Note: This post has been updated following a clarification from mCent
There’s only so much that advertising can support.
mCent, an application from Jana that gave free recharges for browsing the Internet is shutting shop. No new offers will be available for users starting July 1st, and the application will shut down completely on 1st of August 2017, and removed from the Google Play store. mCent allowed users to collect points for installing and trying apps, which could be exchanged for free mobile recharges. Users could buy talktime, data, or both. mCent competed with the likes of Gigato from Mavin, which also has an SDK that apps can integrate for providing users with shopping vouchers, restaurant coupons, movie tickets, and mobile wallet credits.
Jana had raised $57 million last year from Verizon Ventures, Spark Capital, and Publicis Groupe. In March, Jana claimed to have had more than 30 million users on mCent. The company also claimed to have partnered with more than 3000 brands like Amazon, Saavn, Twitter, and WeChat, and more than 300 mobile carriers worldwide for its data cashback platform.
Update: mCent informs us that while the application will shut down, the mCent browser will continue. We checked, and according to the Google Play Store, the mCent browser app had between 100,000 to 500,000 downloads. Essentially, this is a switch from the mCent app to the mCent browser. At the time of the launch of the mCent browser, the company had told us that the app is “integrated into the backend billing systems of every major [telecom] operator in India.”
The statement from mCent:
The mCent app will be shutting down over the course of the next few weeks. Beginning 1 July, you’ll only be able to complete offers that you have already started. The app will be shut down completely on 1 August, 2017. It will also no longer be available on Google Play.
You can still top up with your mCent balance before 1 August, 2017.
mCent model as a Net Neutrality violation
Zero Rating (making some sites free while others are paid) and the data cashbacks model has been controversial in India, for its violation of Net Neutrality. TRAI had issued recommendations in December which allowed apps like mCent and Gigato to provide data cashbacks to users. While the models proposed by mCent and Gigato, and allowed by TRAI, were different from Zero Rating, especially Facebook’s (banned) Free Basics which restricts access to a few websites, we (at MediaNama) had argued that cashback models had the same effect of violating Net Neutrality that Free Basics had:
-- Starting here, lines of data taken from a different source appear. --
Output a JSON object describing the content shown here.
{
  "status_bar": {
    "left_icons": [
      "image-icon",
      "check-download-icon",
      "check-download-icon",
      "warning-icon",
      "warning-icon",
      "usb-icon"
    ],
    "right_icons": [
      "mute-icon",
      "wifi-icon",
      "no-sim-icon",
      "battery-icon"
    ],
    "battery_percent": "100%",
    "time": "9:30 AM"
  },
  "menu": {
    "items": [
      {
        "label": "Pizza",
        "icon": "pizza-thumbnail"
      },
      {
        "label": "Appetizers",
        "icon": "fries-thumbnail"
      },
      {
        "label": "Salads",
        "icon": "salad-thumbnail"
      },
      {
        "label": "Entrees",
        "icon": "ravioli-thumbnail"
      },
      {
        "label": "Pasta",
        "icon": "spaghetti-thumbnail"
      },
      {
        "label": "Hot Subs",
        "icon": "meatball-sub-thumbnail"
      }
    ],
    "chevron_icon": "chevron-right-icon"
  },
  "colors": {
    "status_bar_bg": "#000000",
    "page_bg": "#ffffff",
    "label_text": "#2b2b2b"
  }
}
If a user has 100 MB data left for consumption. In a zero rating scenario, if a user uses the equivalent of 10 MB, she will be left with 100 MB, and the 10 MB is reimbursed as it is being used: i.e. for every byte used, a byte is given back immediately. In a data-reimbursement scenario, the usage is metered and the user is given 10 MB back, but after a short period of time, or upon completion of a target amount of usage. The effect is the same, and the user still has 100 MB, and the website or app which was used has been zero rated. Thus, this recommendation to allow third party aggregators to reimburse for data usage effectively goes against the intent of the differential pricing regulation, and should be seen as a net neutrality violation.
MediaNama’s full submission is here.
Disclosure: I was a co-founder of the Net Neutrality campaign in India, and am also the co-founder of the Internet Freedom Foundation. The views expressed here are independent of the campaign and IFF.